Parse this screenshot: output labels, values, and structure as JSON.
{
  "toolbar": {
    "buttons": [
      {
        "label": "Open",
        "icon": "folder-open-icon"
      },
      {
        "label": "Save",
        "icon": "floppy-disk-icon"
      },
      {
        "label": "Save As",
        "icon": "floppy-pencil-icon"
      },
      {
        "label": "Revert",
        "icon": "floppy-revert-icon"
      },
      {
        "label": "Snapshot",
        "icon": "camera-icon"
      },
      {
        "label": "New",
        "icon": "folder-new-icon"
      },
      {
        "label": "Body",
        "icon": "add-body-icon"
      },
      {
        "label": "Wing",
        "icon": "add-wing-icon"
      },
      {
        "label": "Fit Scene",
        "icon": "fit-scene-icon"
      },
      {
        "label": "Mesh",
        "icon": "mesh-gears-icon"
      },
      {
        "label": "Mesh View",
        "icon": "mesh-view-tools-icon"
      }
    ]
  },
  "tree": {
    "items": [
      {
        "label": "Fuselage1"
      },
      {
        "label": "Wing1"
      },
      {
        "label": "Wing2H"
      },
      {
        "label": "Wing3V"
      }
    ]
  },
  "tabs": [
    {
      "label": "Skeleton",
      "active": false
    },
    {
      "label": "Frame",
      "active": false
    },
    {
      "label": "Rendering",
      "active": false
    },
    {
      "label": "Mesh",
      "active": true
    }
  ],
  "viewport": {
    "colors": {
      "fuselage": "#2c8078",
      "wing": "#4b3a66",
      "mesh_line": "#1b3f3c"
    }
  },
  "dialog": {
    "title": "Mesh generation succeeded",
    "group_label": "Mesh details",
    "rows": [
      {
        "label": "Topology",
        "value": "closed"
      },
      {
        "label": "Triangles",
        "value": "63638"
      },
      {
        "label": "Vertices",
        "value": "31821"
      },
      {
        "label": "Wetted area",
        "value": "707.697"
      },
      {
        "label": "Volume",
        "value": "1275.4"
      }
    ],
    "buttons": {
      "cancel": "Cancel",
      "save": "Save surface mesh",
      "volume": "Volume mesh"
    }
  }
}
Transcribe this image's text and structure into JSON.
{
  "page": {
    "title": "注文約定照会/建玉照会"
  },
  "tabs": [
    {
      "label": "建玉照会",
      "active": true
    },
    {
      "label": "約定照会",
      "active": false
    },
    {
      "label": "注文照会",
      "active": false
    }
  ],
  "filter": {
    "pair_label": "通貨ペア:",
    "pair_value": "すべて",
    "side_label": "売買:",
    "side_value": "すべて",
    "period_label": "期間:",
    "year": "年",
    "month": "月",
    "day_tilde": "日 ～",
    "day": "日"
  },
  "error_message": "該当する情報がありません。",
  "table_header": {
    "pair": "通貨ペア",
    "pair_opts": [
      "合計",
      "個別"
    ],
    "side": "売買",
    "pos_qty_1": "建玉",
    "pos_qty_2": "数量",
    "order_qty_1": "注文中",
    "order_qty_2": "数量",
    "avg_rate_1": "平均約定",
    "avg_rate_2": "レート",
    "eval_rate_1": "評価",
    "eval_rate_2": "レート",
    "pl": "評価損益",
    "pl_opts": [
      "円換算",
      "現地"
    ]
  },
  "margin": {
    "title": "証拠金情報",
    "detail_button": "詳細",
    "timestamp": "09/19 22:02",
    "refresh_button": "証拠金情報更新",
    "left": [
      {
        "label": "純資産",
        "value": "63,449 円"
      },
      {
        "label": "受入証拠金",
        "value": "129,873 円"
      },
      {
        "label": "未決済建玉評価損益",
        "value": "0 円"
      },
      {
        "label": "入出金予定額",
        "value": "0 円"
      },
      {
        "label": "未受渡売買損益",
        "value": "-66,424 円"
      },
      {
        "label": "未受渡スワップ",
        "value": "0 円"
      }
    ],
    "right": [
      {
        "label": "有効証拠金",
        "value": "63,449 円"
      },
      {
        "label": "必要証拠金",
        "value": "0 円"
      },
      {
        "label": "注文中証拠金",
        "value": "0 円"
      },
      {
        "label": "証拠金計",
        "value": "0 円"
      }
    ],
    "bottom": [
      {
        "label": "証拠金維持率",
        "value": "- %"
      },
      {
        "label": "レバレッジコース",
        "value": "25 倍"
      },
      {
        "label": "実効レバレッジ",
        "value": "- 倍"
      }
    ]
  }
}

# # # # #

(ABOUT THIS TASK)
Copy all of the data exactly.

(SOLUTION TO THIS EXERCISE)
Parse this screenshot: output labels, values, and structure as JSON.
{
  "toolbar": {
    "buttons": [
      {
        "label": "Open",
        "icon": "folder-open-icon"
      },
      {
        "label": "Save",
        "icon": "floppy-disk-icon"
      },
      {
        "label": "Save As",
        "icon": "floppy-pencil-icon"
      },
      {
        "label": "Revert",
        "icon": "floppy-revert-icon"
      },
      {
        "label": "Snapshot",
        "icon": "camera-icon"
      },
      {
        "label": "New",
        "icon": "folder-new-icon"
      },
      {
        "label": "Body",
        "icon": "add-body-icon"
      },
      {
        "label": "Wing",
        "icon": "add-wing-icon"
      },
      {
        "label": "Fit Scene",
        "icon": "fit-scene-icon"
      },
      {
        "label": "Mesh",
        "icon": "mesh-gears-icon"
      },
      {
        "label": "Mesh View",
        "icon": "mesh-view-tools-icon"
      }
    ]
  },
  "tree": {
    "items": [
      {
        "label": "Fuselage1"
      },
      {
        "label": "Wing1"
      },
      {
        "label": "Wing2H"
      },
      {
        "label": "Wing3V"
      }
    ]
  },
  "tabs": [
    {
      "label": "Skeleton",
      "active": false
    },
    {
      "label": "Frame",
      "active": false
    },
    {
      "label": "Rendering",
      "active": false
    },
    {
      "label": "Mesh",
      "active": true
    }
  ],
  "viewport": {
    "colors": {
      "fuselage": "#2c8078",
      "wing": "#4b3a66",
      "mesh_line": "#1b3f3c"
    }
  },
  "dialog": {
    "title": "Mesh generation succeeded",
    "group_label": "Mesh details",
    "rows": [
      {
        "label": "Topology",
        "value": "closed"
      },
      {
        "label": "Triangles",
        "value": "63638"
      },
      {
        "label": "Vertices",
        "value": "31821"
      },
      {
        "label": "Wetted area",
        "value": "707.697"
      },
      {
        "label": "Volume",
        "value": "1275.4"
      }
    ],
    "buttons": {
      "cancel": "Cancel",
      "save": "Save surface mesh",
      "volume": "Volume mesh"
    }
  }
}
Transcribe this image's text and structure into JSON.
{
  "page": {
    "title": "注文約定照会/建玉照会"
  },
  "tabs": [
    {
      "label": "建玉照会",
      "active": true
    },
    {
      "label": "約定照会",
      "active": false
    },
    {
      "label": "注文照会",
      "active": false
    }
  ],
  "filter": {
    "pair_label": "通貨ペア:",
    "pair_value": "すべて",
    "side_label": "売買:",
    "side_value": "すべて",
    "period_label": "期間:",
    "year": "年",
    "month": "月",
    "day_tilde": "日 ～",
    "day": "日"
  },
  "error_message": "該当する情報がありません。",
  "table_header": {
    "pair": "通貨ペア",
    "pair_opts": [
      "合計",
      "個別"
    ],
    "side": "売買",
    "pos_qty_1": "建玉",
    "pos_qty_2": "数量",
    "order_qty_1": "注文中",
    "order_qty_2": "数量",
    "avg_rate_1": "平均約定",
    "avg_rate_2": "レート",
    "eval_rate_1": "評価",
    "eval_rate_2": "レート",
    "pl": "評価損益",
    "pl_opts": [
      "円換算",
      "現地"
    ]
  },
  "margin": {
    "title": "証拠金情報",
    "detail_button": "詳細",
    "timestamp": "09/19 22:02",
    "refresh_button": "証拠金情報更新",
    "left": [
      {
        "label": "純資産",
        "value": "63,449 円"
      },
      {
        "label": "受入証拠金",
        "value": "129,873 円"
      },
      {
        "label": "未決済建玉評価損益",
        "value": "0 円"
      },
      {
        "label": "入出金予定額",
        "value": "0 円"
      },
      {
        "label": "未受渡売買損益",
        "value": "-66,424 円"
      },
      {
        "label": "未受渡スワップ",
        "value": "0 円"
      }
    ],
    "right": [
      {
        "label": "有効証拠金",
        "value": "63,449 円"
      },
      {
        "label": "必要証拠金",
        "value": "0 円"
      },
      {
        "label": "注文中証拠金",
        "value": "0 円"
      },
      {
        "label": "証拠金計",
        "value": "0 円"
      }
    ],
    "bottom": [
      {
        "label": "証拠金維持率",
        "value": "- %"
      },
      {
        "label": "レバレッジコース",
        "value": "25 倍"
      },
      {
        "label": "実効レバレッジ",
        "value": "- 倍"
      }
    ]
  }
}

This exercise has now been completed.